Revolution Messaging has argued for the exemption because any disclaimer on a mobile banner ad would not be "clear and conspicuous" due to its small size. The Interactive Advertising Bureau guidelines for wide banner advertisements on smartphones is 320 by 50 pixels.
Goudiss told The Huffington Post that a disclaimer would take up approximately 40 percent of a banner ad on a mobile phone. "It's impractical for having a disclaimer," Goudiss said.
The FEC has previously granted exemptions to such items as bumper stickers, clothing, buttons, pens, pins and other small items. Other forms of communication that are exempt due to impracticality include skywriting and postings on water towers.
In previous opinions the FEC has stated that text message advertising under 160 characters qualifies for the disclaimer exemption, as do Google Ads, which run up to 92 characters, and ads on Facebook, so long as the disclaimer appears on the landing page reached upon clicking on the ad. Revolution Messaging hopes to extend those precedents to mobile advertising.
Political advertising on mobile devices is still in its infancy, but both President Barack Obama and 2012 Republican presidential nominee Mitt Romney put resources towards targeting voters via the medium. According to Mashable, the Obama campaign targeted mobile advertising to users of Electronic Arts' mobile games, like Battleship, Tetris and Scrabble, while the Romney campaign spent on advertising through the Facebook and Google mobile apps, as well as Apple's iAds.

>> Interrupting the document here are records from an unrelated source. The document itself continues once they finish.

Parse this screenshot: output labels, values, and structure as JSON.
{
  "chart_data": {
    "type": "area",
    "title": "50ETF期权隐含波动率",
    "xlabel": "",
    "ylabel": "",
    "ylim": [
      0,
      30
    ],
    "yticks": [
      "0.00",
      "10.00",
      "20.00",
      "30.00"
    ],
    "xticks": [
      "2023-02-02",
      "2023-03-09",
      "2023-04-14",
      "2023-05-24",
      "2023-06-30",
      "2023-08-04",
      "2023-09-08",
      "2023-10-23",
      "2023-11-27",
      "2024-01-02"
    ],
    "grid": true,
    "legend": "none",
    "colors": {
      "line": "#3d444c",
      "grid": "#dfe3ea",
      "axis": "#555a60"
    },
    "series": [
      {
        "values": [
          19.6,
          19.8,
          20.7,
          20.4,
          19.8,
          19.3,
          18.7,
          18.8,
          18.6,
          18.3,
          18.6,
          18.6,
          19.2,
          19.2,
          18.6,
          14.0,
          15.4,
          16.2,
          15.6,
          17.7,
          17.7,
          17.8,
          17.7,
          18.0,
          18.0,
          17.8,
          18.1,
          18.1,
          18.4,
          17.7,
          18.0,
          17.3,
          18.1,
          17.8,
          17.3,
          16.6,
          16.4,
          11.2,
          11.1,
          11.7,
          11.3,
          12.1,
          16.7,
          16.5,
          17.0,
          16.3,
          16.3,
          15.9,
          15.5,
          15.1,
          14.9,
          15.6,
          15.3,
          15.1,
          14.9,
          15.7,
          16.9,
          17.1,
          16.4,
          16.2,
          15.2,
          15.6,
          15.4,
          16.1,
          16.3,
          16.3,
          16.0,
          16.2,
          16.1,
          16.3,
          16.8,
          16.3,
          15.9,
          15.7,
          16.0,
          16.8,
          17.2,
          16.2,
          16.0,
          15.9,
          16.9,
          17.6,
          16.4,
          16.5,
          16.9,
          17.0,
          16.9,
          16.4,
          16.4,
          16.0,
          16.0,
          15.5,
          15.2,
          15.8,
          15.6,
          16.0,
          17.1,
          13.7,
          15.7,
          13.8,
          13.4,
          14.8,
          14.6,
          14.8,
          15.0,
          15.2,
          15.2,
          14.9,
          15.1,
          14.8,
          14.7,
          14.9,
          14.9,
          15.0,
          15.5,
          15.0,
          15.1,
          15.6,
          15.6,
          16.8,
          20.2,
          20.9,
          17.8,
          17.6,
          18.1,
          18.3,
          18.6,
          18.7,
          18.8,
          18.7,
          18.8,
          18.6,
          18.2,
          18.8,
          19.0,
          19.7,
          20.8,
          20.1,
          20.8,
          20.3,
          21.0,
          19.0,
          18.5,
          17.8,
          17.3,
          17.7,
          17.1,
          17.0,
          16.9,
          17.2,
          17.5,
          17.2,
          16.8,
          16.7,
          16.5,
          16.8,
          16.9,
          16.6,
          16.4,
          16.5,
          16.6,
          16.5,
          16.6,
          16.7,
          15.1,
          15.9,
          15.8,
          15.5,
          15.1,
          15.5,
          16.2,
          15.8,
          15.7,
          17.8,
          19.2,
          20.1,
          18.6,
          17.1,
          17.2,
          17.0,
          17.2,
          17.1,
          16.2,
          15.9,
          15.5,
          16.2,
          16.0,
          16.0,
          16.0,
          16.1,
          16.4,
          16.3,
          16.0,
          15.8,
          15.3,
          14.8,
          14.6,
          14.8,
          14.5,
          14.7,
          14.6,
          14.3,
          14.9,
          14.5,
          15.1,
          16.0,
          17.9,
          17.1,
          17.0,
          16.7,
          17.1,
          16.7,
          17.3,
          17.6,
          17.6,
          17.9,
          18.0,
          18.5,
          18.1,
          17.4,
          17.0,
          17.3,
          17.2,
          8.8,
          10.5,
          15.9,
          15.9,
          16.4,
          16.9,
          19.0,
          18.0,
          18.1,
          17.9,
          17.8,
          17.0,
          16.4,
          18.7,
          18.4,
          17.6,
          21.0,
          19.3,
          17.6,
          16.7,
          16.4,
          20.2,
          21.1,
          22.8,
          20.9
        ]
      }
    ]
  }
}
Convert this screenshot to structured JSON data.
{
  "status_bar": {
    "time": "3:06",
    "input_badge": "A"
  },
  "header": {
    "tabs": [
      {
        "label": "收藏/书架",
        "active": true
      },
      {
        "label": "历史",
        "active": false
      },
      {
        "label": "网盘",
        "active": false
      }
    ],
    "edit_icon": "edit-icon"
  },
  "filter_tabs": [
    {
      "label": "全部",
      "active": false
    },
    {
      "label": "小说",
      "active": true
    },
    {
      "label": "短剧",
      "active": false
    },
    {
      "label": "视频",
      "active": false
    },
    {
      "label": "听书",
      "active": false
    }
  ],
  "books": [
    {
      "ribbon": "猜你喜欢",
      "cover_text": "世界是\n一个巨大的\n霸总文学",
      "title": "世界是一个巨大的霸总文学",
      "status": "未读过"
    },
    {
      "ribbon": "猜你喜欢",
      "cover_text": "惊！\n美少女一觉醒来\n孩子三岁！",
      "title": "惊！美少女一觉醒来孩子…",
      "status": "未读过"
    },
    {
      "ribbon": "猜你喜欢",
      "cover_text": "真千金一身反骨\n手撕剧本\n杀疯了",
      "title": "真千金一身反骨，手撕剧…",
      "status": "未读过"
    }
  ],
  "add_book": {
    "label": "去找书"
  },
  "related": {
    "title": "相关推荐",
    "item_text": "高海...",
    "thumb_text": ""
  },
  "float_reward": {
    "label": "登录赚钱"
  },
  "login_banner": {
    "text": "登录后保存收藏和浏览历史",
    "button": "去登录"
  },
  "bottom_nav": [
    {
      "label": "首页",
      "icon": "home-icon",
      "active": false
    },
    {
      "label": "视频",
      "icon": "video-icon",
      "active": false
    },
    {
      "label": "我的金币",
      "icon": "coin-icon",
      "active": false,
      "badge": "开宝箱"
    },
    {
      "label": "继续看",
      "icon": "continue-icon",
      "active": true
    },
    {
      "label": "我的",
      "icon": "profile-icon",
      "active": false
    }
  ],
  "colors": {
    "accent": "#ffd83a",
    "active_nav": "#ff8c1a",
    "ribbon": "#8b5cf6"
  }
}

The benefits of mobile advertising include the ability for hyperlocal and personalized targeting. By using anonymously collected data that show a person's precise location, a campaign committee could target specific individuals with tailored messages through mobile devices located within a chosen area.
In 2010, Rep. Michele Bachmann (R-Minn.) used mobile advertising to target attendees of the Minnesota State Fair with an attack ad that criticized her opponent for allegedly supporting taxes on state fair staples like beer and corn dogs.